The input: Begin

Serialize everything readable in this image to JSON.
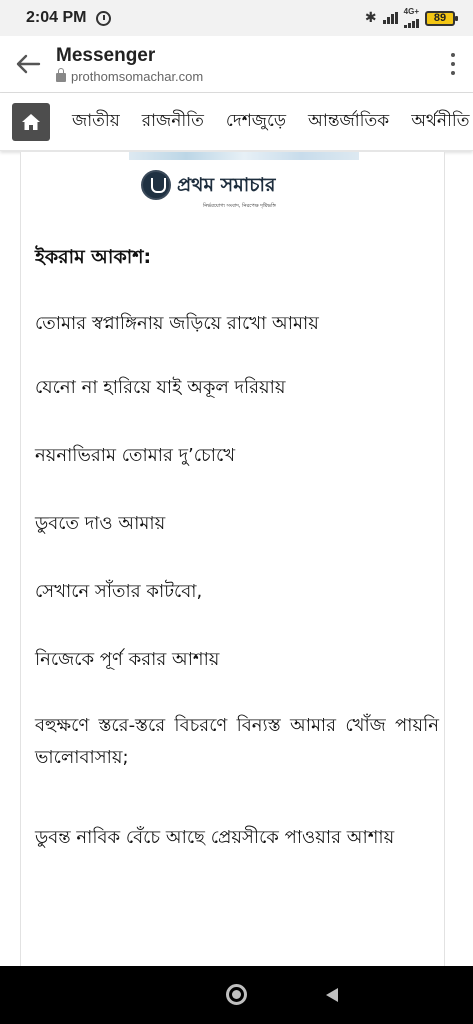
{
  "status_bar": {
    "time": "2:04 PM",
    "network_label": "4G+",
    "battery_level": "89",
    "icons": [
      "alarm-icon",
      "bluetooth-icon",
      "signal-icon",
      "battery-icon"
    ]
  },
  "app_header": {
    "title": "Messenger",
    "url": "prothomsomachar.com",
    "icons": [
      "back-arrow-icon",
      "lock-icon",
      "more-vert-icon"
    ]
  },
  "category_nav": {
    "home_icon": "home-icon",
    "items": [
      {
        "label": "জাতীয়"
      },
      {
        "label": "রাজনীতি"
      },
      {
        "label": "দেশজুড়ে"
      },
      {
        "label": "আন্তর্জাতিক"
      },
      {
        "label": "অর্থনীতি"
      }
    ]
  },
  "article": {
    "logo": {
      "name": "প্রথম সমাচার",
      "tagline": "নির্ভরযোগ্য সংবাদ, নিরপেক্ষ দৃষ্টিভঙ্গি"
    },
    "author": "ইকরাম আকাশ:",
    "lines": [
      "তোমার স্বপ্নাঙ্গিনায় জড়িয়ে রাখো আমায়",
      "যেনো না হারিয়ে যাই অকূল দরিয়ায়",
      "নয়নাভিরাম তোমার দু’চোখে",
      "ডুবতে দাও আমায়",
      "সেখানে সাঁতার কাটবো,",
      "নিজেকে পূর্ণ করার আশায়",
      "বহুক্ষণে স্তরে-স্তরে বিচরণে বিন্যস্ত আমার খোঁজ পায়নি ভালোবাসায়;",
      "ডুবন্ত নাবিক বেঁচে আছে প্রেয়সীকে পাওয়ার আশায়"
    ]
  },
  "nav_bar": {
    "icons": [
      "home-circle-icon",
      "back-triangle-icon"
    ]
  },
  "colors": {
    "home_button_bg": "#4d4d4d",
    "battery": "#f3c614",
    "logo_text": "#1d2d3d"
  }
}
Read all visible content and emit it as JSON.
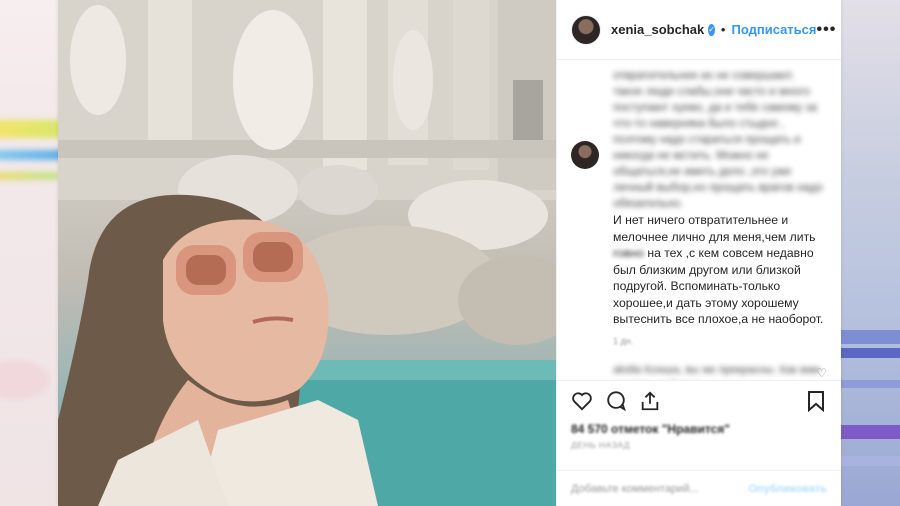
{
  "post": {
    "username": "xenia_sobchak",
    "follow_label": "Подписаться",
    "more_label": "•••",
    "caption_blurred": "отвратительнее их не совершают. такое люди слабы,они часто и много поступают хуево, да и тебе самому за что-то наверняка было стыдно , поэтому надо стараться прощать и никогда не мстить. Можно не общаться,не иметь дело ,это уже личный выбор,но прощать врагов надо обязательно.",
    "caption_clear": "И нет ничего отвратительнее и мелочнее лично для меня,чем лить",
    "caption_blurred_word": "говно",
    "caption_clear_2": "на тех ,с кем совсем недавно был близким другом или близкой подругой. Вспоминать-только хорошее,и дать этому хорошему вытеснить все плохое,а не наоборот.",
    "time_ago": "1 дн.",
    "reply_text": "akslla Ксюша, вы же прекрасны. Как вам удалось победить",
    "likes": "84 570 отметок \"Нравится\"",
    "date": "ДЕНЬ НАЗАД",
    "comment_placeholder": "Добавьте комментарий...",
    "publish_label": "Опубликовать"
  },
  "colors": {
    "accent": "#3897f0",
    "text": "#262626",
    "muted": "#999999",
    "water": "#4fa6a5"
  },
  "icons": [
    "verified-badge-icon",
    "more-options-icon",
    "heart-icon",
    "comment-icon",
    "share-icon",
    "bookmark-icon",
    "small-heart-icon"
  ]
}
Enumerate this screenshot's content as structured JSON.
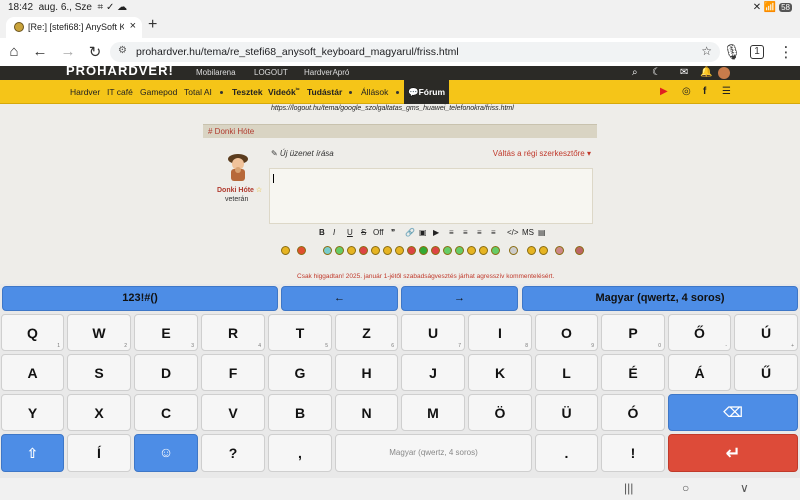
{
  "status": {
    "time": "18:42",
    "date": "aug. 6., Sze",
    "icons_left": "⌗ ✓ ☁",
    "battery": "58",
    "icons_right": "✕ 📶"
  },
  "tab": {
    "title": "[Re:] [stefi68:] AnySoft Keyb",
    "close": "×"
  },
  "newtab": "+",
  "address": {
    "url": "prohardver.hu/tema/re_stefi68_anysoft_keyboard_magyarul/friss.html",
    "tab_count": "1"
  },
  "site": {
    "logo": "PROHARDVER!",
    "top_links": [
      "Mobilarena",
      "LOGOUT",
      "HardverApró"
    ],
    "menu": [
      "Hardver",
      "IT café",
      "Gamepod",
      "Total AI",
      "Tesztek",
      "Videók",
      "Tudástár",
      "Állások"
    ],
    "videos_sup": "ᵇᵉ",
    "forum": "Fórum",
    "social": [
      "▶",
      "◎",
      "f",
      "☰"
    ]
  },
  "post": {
    "prev_link": "https://logout.hu/tema/google_szolgaltatas_gms_huawei_telefonokra/friss.html",
    "header": "# Donki Hóte",
    "username": "Donki Hóte",
    "rank": "veterán",
    "write_label": "✎ Új üzenet írása",
    "switch_label": "Váltás a régi szerkesztőre ▾",
    "toolbar": [
      "B",
      "I",
      "U",
      "S",
      "Off",
      "❞",
      "🔗",
      "▣",
      "▶",
      "≡",
      "≡",
      "≡",
      "≡",
      "</>",
      "MS",
      "▤"
    ],
    "warning": "Csak higgadtan! 2025. január 1-jétől szabadságvesztés járhat agresszív kommentelésért."
  },
  "keyboard": {
    "top_row": [
      "123!#()",
      "←",
      "→",
      "Magyar (qwertz, 4 soros)"
    ],
    "row1": [
      [
        "Q",
        "1"
      ],
      [
        "W",
        "2"
      ],
      [
        "E",
        "3"
      ],
      [
        "R",
        "4"
      ],
      [
        "T",
        "5"
      ],
      [
        "Z",
        "6"
      ],
      [
        "U",
        "7"
      ],
      [
        "I",
        "8"
      ],
      [
        "O",
        "9"
      ],
      [
        "P",
        "0"
      ],
      [
        "Ő",
        "-"
      ],
      [
        "Ú",
        "+"
      ]
    ],
    "row2": [
      [
        "A",
        ""
      ],
      [
        "S",
        ""
      ],
      [
        "D",
        ""
      ],
      [
        "F",
        ""
      ],
      [
        "G",
        ""
      ],
      [
        "H",
        ""
      ],
      [
        "J",
        ""
      ],
      [
        "K",
        ""
      ],
      [
        "L",
        ""
      ],
      [
        "É",
        ""
      ],
      [
        "Á",
        ""
      ],
      [
        "Ű",
        ""
      ]
    ],
    "row3": [
      [
        "Y",
        ""
      ],
      [
        "X",
        ""
      ],
      [
        "C",
        ""
      ],
      [
        "V",
        ""
      ],
      [
        "B",
        ""
      ],
      [
        "N",
        ""
      ],
      [
        "M",
        ""
      ],
      [
        "Ö",
        ""
      ],
      [
        "Ü",
        ""
      ],
      [
        "Ó",
        ""
      ]
    ],
    "row4": [
      "⇧",
      "Í",
      "☺",
      "?",
      ",",
      "Magyar (qwertz, 4 soros)",
      ".",
      "!",
      "↵"
    ],
    "backspace": "⌫"
  },
  "sysnav": [
    "|||",
    "○",
    "∨"
  ],
  "colors": {
    "menu": "#f5c518",
    "kbd_blue": "#4d8de6",
    "kbd_red": "#dd4b39"
  }
}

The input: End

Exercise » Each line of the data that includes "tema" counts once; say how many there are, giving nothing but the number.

Answer » 2